A thoughtful and original musician, Rob Catterton has always forged his own musical path. “For me, it was always jazz on one hand and the Grateful Dead on the other. They were the two biggest influences on my music.” The pianist can be heard at his best on two recent recordings, “A Grand Piano Tribute To The Grateful Dead,” and his first collection of original compositions, “Calico Cat.”
Rob Catterton was born in New York City and raised in Connecticut. He started five years of classical piano lessons at the age of eight, studying everything from Bach to Scott Joplin. “When I was a kid, I grew up with my parents’ Broadway show tunes, the Beatles were happening, and then the whole rock scene started and completely swept me away. I would just sit by the radio and listen to the hits go by, and I can still remember most of them.”
At 15 he started playing in his school’s rock band, learning songs by the Rolling Stones and the Allman Brothers, and retraining himself from studying classical music to playing by ear. While playing the Grateful Dead’s “Morning Dew” just after starting high school, a breakthrough happened — he realized he was creating improvised melodies that hadn’t existed before. “Ever since then, playing music is really all I’ve wanted to do.”

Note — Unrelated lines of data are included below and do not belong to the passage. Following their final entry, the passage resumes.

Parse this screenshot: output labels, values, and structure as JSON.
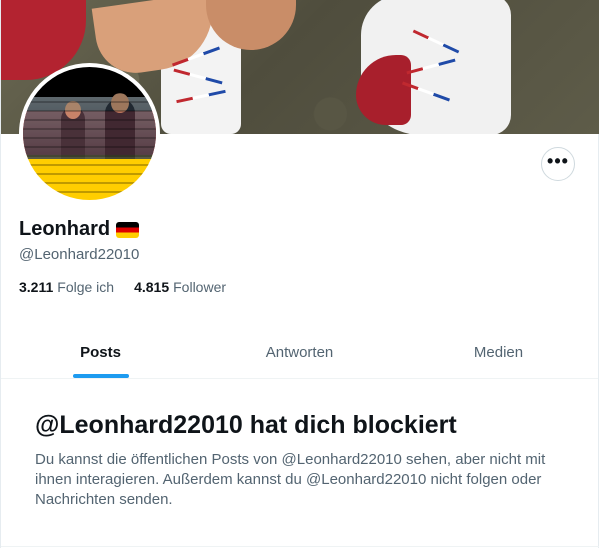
{
  "profile": {
    "display_name": "Leonhard",
    "flag_emoji": "🇩🇪",
    "handle": "@Leonhard22010",
    "following_count": "3.211",
    "following_label": "Folge ich",
    "followers_count": "4.815",
    "followers_label": "Follower"
  },
  "more_button": {
    "label": "•••"
  },
  "tabs": [
    {
      "label": "Posts",
      "active": true
    },
    {
      "label": "Antworten",
      "active": false
    },
    {
      "label": "Medien",
      "active": false
    }
  ],
  "blocked": {
    "title": "@Leonhard22010 hat dich blockiert",
    "text": "Du kannst die öffentlichen Posts von @Leonhard22010 sehen, aber nicht mit ihnen interagieren. Außerdem kannst du @Leonhard22010 nicht folgen oder Nachrichten senden."
  },
  "colors": {
    "accent": "#1d9bf0",
    "text_primary": "#0f1419",
    "text_secondary": "#536471"
  }
}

Catterton discovered the other half of his musical heartbeat, jazz, at 17. “Living in the New York suburbs, it was easy to see the great ones: Duke Ellington, Count Basie, Dizzy Gillespie, Gene Krupa, Dave Brubeck, and so many others. Getting turned on to jazz changed everything.” The pianist found that improvisation was the common link between the Grateful Dead, jazz, reggae, blues, and his other influences, and this synthesis helped create his unique style.
The result was a dynamite college rock band, the Damaged Banana Band, based on the style of the Grateful Dead and featuring a strong component of original compositions. After graduating, expecting to find a place in the musical world, Catterton was in for a rude shock. “When I graduated from college and hit the real world, it was 1979 and the wrong time. Reggae was happening, but it was the height of disco, punk rock was coming in, and there was not much demand for intricate melodic improvisations. So I took a day job and kept on playing exactly what I thought I should be playing at night.”
In 1987, Rob met veteran tenor saxophonist Sonny Lewis (who had worked with Bud Powell in Paris and recorded with the Whispers) and played regularly with him during the next nine years. He also studied jazz at the Blue Bear School of Music in San Francisco for seven years, then moved to Sonoma County with his wife and young son. During this period the pianist made his recording debut with “Like Nothing Else,” a set of five originals and several jazz standards, fronted a jazz trio, and performed with Bob Weir at the Sweetwater in Mill Valley.
In 2015, the pianist recorded “A Grand Piano Tribute to the Grateful Dead,” the first time the Dead’s music has been presented at album length by a solo pianist. “Playing their music is natural for me, because it’s the music I first learned to improvise to. While watching the Fare Thee Well shows from Chicago with my son Chris, it bothered me that there weren’t more keyboards in the mix. After the shows, I went to my own piano and played my heart out to show him how I felt the music should be played.” The album includes such songs as “Dark Star” (which is part of a half-hour medley), “The Other One,” “Jack Straw,” “Morning Dew” and “Rosemary.” “Bird Song” received national airplay and the CD was met with critical acclaim.
Rob recently released an album of original compositions entitled “Calico Cat,” which consists of highlights from his evening sessions. “Calico Cat contains some of my best playing. Each night when I play, I record, because you never know when the magic might happen. When everything works, it’s like a gift from the gods.” Among the highlights are the catchy “Calico Cat,” the picturesque “Gorgeous,” the Erik Satie-influenced “Another Dream,” the beautiful “Moonlight On Water,” and such freely-conceived improvisations as “Kahuna’s Song,” and “Quartet For Califia.”
Throughout Calico Cat and the Grateful Dead tribute, the pianist improvises in a style all his own. “I used to want the cookie cutter sound but, as I progressed, I found myself increasingly going down my own path and not worrying about trying to sound like someone else.” And in January, 2017, Rob had the opportunity to perform his Grateful Dead set at the Occidental Center for the Arts and was joined onstage by two interpretive dancers. Extensive footage can be seen on You Tube, and the recordings are slated for future release.
Rob launched Sonoma Coast Records in 2015, has copyrighted enough original material for several additional albums, and is currently working on a Beatles tribute. He is also planning the release of a Sonny Lewis CD featuring the studio debut of world-renowned trumpeter Tom Harrell, along with albums by other talented friends. As for his future plans, Rob says simply, “My goal is to create timeless beauty.”
- Biography written by Scott Yanow